Task to carry out ▸
Copy out, from the data below, each line in which the word "text" occurs.

────────────────────

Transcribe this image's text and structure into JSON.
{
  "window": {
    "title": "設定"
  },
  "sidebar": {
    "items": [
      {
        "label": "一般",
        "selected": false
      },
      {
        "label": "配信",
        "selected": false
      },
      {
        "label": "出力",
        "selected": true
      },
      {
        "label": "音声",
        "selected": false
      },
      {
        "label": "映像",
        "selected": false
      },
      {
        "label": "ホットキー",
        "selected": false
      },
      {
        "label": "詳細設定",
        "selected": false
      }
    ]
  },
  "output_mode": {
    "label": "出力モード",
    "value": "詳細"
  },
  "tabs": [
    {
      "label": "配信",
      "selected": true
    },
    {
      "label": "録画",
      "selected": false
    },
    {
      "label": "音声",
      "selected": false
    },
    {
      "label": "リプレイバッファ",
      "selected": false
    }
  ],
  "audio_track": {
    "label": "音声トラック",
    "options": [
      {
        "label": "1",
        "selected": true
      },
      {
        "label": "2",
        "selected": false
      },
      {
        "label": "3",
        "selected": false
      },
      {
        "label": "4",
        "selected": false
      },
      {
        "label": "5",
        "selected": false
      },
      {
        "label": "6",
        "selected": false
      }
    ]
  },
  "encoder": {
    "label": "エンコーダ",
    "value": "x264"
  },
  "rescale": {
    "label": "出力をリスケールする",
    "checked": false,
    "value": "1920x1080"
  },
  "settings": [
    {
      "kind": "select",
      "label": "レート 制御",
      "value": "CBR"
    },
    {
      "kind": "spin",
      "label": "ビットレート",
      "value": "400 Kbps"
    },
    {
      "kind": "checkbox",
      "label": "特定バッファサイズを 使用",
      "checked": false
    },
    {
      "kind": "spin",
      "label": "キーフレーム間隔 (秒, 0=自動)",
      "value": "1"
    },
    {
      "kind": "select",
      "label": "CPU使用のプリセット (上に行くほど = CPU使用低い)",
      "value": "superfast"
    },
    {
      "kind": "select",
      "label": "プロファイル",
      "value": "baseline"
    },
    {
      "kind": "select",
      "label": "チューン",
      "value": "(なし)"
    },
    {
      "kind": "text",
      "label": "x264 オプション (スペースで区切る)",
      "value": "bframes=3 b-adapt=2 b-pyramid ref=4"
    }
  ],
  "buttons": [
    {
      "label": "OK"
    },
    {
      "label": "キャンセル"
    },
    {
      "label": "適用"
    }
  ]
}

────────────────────

Written answer ▸
Transcribe this image's text and structure into JSON.
      "kind": "text",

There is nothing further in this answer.